The UK left the EU on January 31, 2020. On Christmas Eve, the two parties signed a Trade and Cooperation Agreement. Under the Agreement, EU personal data can be processed in the UK for six months. The European Commission will use the six-month period to evaluate the adequacy of British data protection laws.
Businesses wishing to process EU data in the United Kingdom after the transition period have several options. One is entering into the EU Standard Contractual Clauses. A second one is implementing Binding Corporate Rules. A third one is relying on any of the available GDPR derogations. Even so, these would be stop-gap measures. Ultimately, both parties would like to see the UK recognized as an “adequate” data processing destination. This recognition would enable the UK to process EU personal data without undertaking additional measures.
The Agreement incorporates data protection and privacy measures. Perhaps the most significant is the pledge to refrain from curtailing EU-UK data flows, or imposing data localization requirements. The British Government will acknowledge current adequacy determinations. This permits UK-EU data transfers unhindered by other regulations. The current regulations are encapsulated in the Data Protection, Privacy and Electronic Communications (Amendments, etc.) (EU Exit) Regulations 2019.
The UK Information Commissioner’s Office (“ICO”) has cautiously welcomed the Agreement. It noted that the agreement meant that data flows could continue without changes to current practices. Nevertheless, it suggested that UK businesses cooperate with their EU counterparts to safeguard against potential future data flow disruptions.
At a minimum, companies should undertake three steps.
First, update their data processing notices to reflect the new regulatory regime.
Second, they need to determine if they need to appoint a local representative in the European Union.
Third, they must verify that their counterparts have also updated their practices in line with the new requirements.
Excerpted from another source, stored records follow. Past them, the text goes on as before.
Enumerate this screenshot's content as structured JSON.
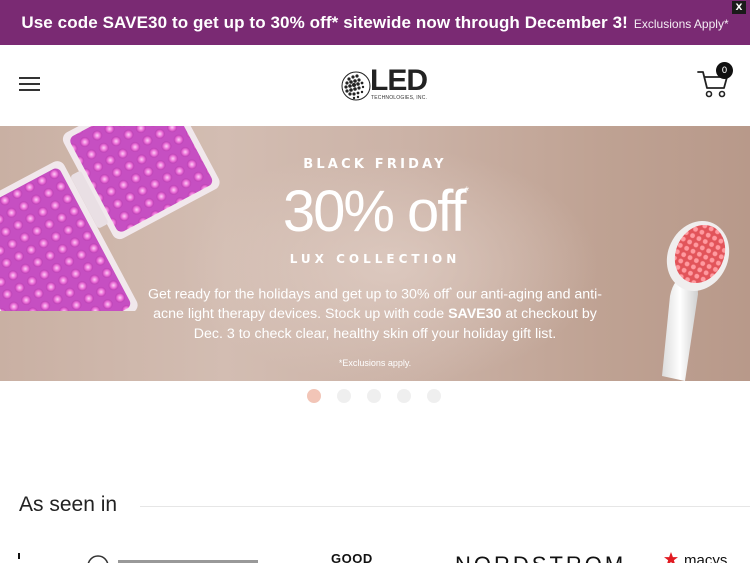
{
  "promo": {
    "main_text": "Use code SAVE30 to get up to 30% off* sitewide now through December 3!",
    "sub_text": "Exclusions Apply*",
    "close_label": "X",
    "bg_color": "#7a2a73"
  },
  "header": {
    "menu_icon": "hamburger-menu-icon",
    "logo_text": "LED",
    "logo_subtext": "TECHNOLOGIES, INC.",
    "cart_icon": "shopping-cart-icon",
    "cart_count": "0"
  },
  "hero": {
    "kicker": "BLACK FRIDAY",
    "headline": "30% off",
    "headline_mark": "*",
    "collection": "LUX COLLECTION",
    "body_part1": "Get ready for the holidays and get up to 30% off",
    "body_mark": "*",
    "body_part2": " our anti-aging and anti-acne light therapy devices. Stock up with code ",
    "body_code": "SAVE30",
    "body_part3": " at checkout by Dec. 3 to check clear, healthy skin off your holiday gift list.",
    "fine_print": "*Exclusions apply.",
    "accent_color": "#f2c5b7"
  },
  "carousel": {
    "slides": 5,
    "active_index": 0
  },
  "as_seen_in": {
    "title": "As seen in",
    "logos": [
      "GOOD",
      "NORDSTROM",
      "macys"
    ]
  }
}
The European Union and United Kingdom have surprised skeptics by reaching the Agreement. But to channel a certain Englishman, the Agreement is not the end of Brexit. It is not even the beginning of the end. It is the end of the beginning.